Security Development Lifecycle Gets an Agile Update
Microsoft on Monday released version 4 of its Security Development Lifecycle (SDL) initiative, a set of software development guidelines intended to improve application security. SDL version 4.1a specifically targets agile development scenarios, which Microsoft says places unique demands on the code security process.
SDL 4.1a documentation is available for download from the Microsoft Download Center Web site.
Established in 2004 as part of Redmond's Trustworthy Computing initiative, SDL was implemented to ensure that Microsoft's internal product teams conformed to rigorous best security practices when planning, writing and testing code improvements to all Microsoft software products. The program was established after a series of damaging, widespread attacks exploited flaws in Microsoft applications, including SQL Server, Internet Information Server, Office and the various Windows operating systems.
In the latest version of the SDL document, Microsoft describes the SDL as "a holistic and practical approach... that introduces security and privacy early and throughout all phases of the development process." SDL 4.1a targets challenges that arise when agile teams, aligned around weekly sprints and a highly iterative dev process, try to implement formal SDL practices.
"As an increasing number of organizations adopt the Agile development process for some or all of their development projects, Microsoft has evolved its SDL process to be effective in this accelerated development model," said David Ladd, principal security program manager of Microsoft’s Security Development Lifecycle team. "A well-managed software security program is a good investment at any time and can help minimize ongoing security-related maintenance costs while providing customers with a better security experience."
SDL 4.1a was on display at the Microsoft Tech-Ed Europe conference in Berlin, Germany, this week. Microsoft SDL Team Senior Security Program Manager Bryan Sullivan on Monday gave a presentation titled SDL-Agile: Microsoft's Approach to Security for Agile Products.
Sullivan in his presentation synopsis wrote that agile dev teams have struggled to implement SDL, because activities like threat modeling and security incident response planning add overhead that can overwhelm agile processes.

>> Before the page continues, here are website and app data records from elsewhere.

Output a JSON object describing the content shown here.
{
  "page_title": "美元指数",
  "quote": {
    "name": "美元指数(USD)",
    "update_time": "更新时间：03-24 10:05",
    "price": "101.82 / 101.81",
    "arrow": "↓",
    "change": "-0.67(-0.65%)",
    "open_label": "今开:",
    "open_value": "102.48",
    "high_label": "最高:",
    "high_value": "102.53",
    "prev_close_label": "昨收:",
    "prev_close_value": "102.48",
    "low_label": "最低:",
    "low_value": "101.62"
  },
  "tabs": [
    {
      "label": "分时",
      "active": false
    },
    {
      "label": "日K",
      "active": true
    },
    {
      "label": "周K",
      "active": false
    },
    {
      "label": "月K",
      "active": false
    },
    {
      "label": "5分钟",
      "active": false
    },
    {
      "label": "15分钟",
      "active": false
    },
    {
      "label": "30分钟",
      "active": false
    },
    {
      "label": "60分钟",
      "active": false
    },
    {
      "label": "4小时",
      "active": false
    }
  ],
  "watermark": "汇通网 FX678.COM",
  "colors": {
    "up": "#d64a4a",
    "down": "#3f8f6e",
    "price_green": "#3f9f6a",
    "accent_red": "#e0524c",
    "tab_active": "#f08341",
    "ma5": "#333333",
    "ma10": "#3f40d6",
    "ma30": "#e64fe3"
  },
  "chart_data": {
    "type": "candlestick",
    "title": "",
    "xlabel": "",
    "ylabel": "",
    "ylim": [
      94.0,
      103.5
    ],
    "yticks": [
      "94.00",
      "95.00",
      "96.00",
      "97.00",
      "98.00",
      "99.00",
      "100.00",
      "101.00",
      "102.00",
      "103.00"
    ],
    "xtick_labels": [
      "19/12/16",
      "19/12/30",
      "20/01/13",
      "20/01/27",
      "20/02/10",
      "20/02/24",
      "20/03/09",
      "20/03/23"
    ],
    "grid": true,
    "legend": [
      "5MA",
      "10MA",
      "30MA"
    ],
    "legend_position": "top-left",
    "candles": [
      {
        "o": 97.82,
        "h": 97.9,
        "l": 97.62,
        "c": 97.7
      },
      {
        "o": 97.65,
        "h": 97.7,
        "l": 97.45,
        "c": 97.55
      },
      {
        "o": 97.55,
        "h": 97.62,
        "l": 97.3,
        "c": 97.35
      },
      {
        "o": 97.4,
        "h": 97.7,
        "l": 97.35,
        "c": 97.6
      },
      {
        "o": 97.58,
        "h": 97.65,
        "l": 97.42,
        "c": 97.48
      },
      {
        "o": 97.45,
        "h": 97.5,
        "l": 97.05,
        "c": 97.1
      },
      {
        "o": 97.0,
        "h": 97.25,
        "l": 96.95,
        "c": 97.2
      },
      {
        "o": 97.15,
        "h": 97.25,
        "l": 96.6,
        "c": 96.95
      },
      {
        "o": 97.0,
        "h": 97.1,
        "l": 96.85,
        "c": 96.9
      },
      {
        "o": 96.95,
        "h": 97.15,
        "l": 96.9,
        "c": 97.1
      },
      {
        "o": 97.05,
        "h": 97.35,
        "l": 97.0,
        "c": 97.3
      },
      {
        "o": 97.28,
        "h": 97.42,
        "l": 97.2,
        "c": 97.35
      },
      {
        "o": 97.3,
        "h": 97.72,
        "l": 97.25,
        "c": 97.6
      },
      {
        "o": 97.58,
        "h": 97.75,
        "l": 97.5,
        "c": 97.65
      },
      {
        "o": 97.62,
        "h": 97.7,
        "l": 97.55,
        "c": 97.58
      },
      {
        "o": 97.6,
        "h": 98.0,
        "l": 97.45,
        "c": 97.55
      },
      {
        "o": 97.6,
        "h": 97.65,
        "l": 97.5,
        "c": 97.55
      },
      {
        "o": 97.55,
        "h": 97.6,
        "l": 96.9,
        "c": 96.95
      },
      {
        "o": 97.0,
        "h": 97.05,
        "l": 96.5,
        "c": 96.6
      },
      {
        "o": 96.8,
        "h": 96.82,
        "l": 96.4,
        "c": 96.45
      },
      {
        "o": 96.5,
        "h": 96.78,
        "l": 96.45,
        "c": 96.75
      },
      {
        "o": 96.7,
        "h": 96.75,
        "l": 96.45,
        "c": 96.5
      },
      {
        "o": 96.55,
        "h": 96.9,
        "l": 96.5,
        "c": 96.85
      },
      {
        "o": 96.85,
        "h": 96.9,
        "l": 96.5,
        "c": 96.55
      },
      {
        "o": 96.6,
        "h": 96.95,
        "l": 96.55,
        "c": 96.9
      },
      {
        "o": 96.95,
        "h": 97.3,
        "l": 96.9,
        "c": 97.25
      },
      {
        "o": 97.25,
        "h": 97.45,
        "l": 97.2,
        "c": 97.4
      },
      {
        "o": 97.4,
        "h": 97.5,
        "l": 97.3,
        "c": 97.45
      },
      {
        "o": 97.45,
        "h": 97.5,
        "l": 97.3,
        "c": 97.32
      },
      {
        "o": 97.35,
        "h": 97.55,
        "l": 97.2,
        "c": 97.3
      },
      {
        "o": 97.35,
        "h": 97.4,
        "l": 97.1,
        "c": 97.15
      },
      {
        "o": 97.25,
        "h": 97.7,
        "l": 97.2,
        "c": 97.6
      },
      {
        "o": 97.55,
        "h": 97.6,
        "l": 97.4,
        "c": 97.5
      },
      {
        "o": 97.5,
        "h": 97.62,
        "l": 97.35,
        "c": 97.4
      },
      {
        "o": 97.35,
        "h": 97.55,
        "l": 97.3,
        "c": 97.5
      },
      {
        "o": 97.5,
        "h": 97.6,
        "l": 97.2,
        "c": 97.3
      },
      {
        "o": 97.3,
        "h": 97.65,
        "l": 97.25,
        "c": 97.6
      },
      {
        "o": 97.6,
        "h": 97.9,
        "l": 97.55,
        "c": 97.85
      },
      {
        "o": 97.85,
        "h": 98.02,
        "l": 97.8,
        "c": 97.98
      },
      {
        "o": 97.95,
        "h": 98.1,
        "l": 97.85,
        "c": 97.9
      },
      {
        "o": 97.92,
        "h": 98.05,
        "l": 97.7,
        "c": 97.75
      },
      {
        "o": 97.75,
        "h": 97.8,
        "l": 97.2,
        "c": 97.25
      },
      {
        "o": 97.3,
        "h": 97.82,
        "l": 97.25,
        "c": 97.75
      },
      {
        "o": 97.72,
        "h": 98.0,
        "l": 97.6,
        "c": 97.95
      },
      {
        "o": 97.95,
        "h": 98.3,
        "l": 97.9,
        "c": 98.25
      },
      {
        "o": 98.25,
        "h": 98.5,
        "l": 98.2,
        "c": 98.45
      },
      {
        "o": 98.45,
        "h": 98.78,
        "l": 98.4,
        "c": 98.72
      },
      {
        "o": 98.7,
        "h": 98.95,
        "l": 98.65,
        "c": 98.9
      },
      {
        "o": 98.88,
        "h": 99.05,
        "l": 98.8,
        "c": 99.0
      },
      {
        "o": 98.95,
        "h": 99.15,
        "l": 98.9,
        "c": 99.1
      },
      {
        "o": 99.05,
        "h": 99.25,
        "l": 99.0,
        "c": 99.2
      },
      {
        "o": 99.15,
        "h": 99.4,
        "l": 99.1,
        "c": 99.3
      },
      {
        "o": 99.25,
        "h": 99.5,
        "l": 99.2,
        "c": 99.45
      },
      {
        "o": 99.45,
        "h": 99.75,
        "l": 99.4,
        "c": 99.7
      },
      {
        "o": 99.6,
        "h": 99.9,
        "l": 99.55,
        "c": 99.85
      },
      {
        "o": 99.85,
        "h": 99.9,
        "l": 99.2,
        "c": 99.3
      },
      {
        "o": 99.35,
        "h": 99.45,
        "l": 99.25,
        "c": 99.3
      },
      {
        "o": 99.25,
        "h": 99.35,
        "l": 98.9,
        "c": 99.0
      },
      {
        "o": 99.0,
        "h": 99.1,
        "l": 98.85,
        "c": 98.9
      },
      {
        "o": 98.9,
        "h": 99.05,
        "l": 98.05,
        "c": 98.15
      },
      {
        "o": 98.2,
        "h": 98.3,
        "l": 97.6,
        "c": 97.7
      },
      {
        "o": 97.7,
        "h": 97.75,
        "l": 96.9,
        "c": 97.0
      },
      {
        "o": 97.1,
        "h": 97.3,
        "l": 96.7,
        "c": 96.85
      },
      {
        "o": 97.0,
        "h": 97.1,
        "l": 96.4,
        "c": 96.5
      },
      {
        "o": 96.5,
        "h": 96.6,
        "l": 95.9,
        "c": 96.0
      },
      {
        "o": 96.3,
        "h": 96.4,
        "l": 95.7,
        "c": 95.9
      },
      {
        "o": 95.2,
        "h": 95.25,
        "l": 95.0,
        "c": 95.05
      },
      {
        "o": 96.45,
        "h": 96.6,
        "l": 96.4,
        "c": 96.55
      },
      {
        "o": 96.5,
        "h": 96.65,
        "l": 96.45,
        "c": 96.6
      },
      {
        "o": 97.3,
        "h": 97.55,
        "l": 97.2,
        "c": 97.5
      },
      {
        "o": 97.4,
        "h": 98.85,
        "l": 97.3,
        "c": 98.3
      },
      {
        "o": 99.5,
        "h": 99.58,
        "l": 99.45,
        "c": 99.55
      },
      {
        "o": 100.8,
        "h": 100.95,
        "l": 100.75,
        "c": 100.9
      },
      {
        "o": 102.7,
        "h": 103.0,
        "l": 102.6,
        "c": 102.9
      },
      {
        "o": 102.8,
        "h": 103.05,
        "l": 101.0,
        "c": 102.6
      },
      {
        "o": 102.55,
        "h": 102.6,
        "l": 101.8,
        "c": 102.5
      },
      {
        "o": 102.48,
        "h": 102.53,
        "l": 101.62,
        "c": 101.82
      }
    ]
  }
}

The Trustworthy Computing group at Microsoft also updated security guidance around cloud computing, in the form of a whitepaper titled “Security Considerations for Client and Cloud Applications.” That whitepaper is available for download here.
Michael Desmond is an editor and writer for 1105 Media's Enterprise Computing Group.